First published on TECHNET on May 04, 2017
Back to Getting Started with Windows 10 Device Guard – Part 2 of 2 contents
Getting Started with Windows 10 Device Guard – Create Code Signing Certificate
To sign our catalog, we require a code signing certificate. On the certificate authority open up the snap-in by running the following command.
Expand the server, right click on the Certificate Template folder and select Manage.
In the certificates template console, right click on the Code Signing template and click duplicate template.
On the Compatibility tab, clear the Show resulting changes check box. Select Windows Server 2012 from the Certification Authority list, and then select Windows 8 / Windows Server 2012 from the Certificate recipient list.
On the General tab, specify the Template display name and Template name. We will call it DG Catalog Signing Certificate.
On the Request Handling tab, select the Allow private key to be exported check box.
On the Extensions tab, select the Basic Constraints check box, and then click Edit. In the Edit Basic Constraints Extension dialog box, select Enable this extension.
If a certificate manager is required to approve any issued certificates, on the Issuance Requirements tab, select CA certificate manager approval.
On the Subject Name tab, select Supply in the request.
On the Security tab, verify that whatever account will be used to request the certificate has the right to enrol the certificate. We will leave the defaults but you can granulate as you see fit.
Click OK to create the template, and then close the Certificate Template Console.
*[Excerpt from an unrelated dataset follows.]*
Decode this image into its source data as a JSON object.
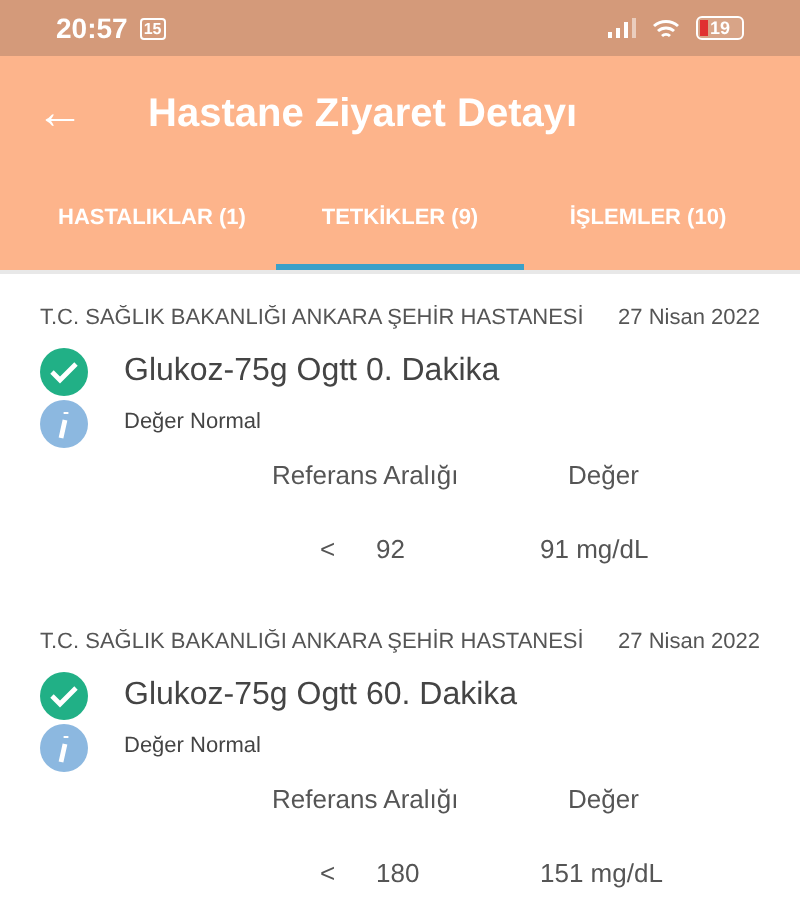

Now that we have created the code integrity certificate template, we must publish it to the CA published template store. To do so, we will right-click Certification Templates, point to New, and then click Certificate Template to Issue.
Select the DG Catalog signing certificate, and then click OK.
Now that the template is available to be issued, we must request one from the computer running Windows 10 on which we will create and sign catalog files, in our case, this will be our GOLD-MACHINE.
On GOLD-MACHINE, type MMC in a run box, from the File menu, click Add/Remove Snap-in. Double-click Certificates, and then select My user account.
In the Certificates snap-in, right-click the Personal store folder, point to All Tasks, and then click Request New Certificate.
Click Next twice to get to the certificate selection list. In the Request Certificate list, select your newly created code signing certificate, and then select the blue text that requests additional information.
In the Certificate Properties dialog box, under Subject Name, for Type, select Common name. For Value, select ContosoDGSigningCert, and then click Add.
Select the certificate and click Enroll.
On successful enrolment, click Finish.
Let’s navigate to our certificate personal store to verify that we now have our new ContosoDGSigningCert certificate. Open a MMC snap-in, click file, add/remove snap-in, select certificates in the left hand pane and click add. When prompted, select user account.
Note The certificate must be installed in the user’s personal store on the computer that will be signing catalog files and/or code integrity policies (in our case GOLD-MACHINE). Because the signing is going to take place on the computer that we just requested the certificate on, we don’t need to export the certificate as it already exists in our personal store. If you are signing on another computer, you will need to export the .pfx certificate with the necessary keys and properties and secure using a strong password. When the certificate has been exported, import it into the personal store for the user who will be signing the catalog files or code integrity policies on the specific computer that will be signing them.
Be sure to backup and protect your PKI infrastructure.
Chris Ayres has written a great blog that’s really worth checking out!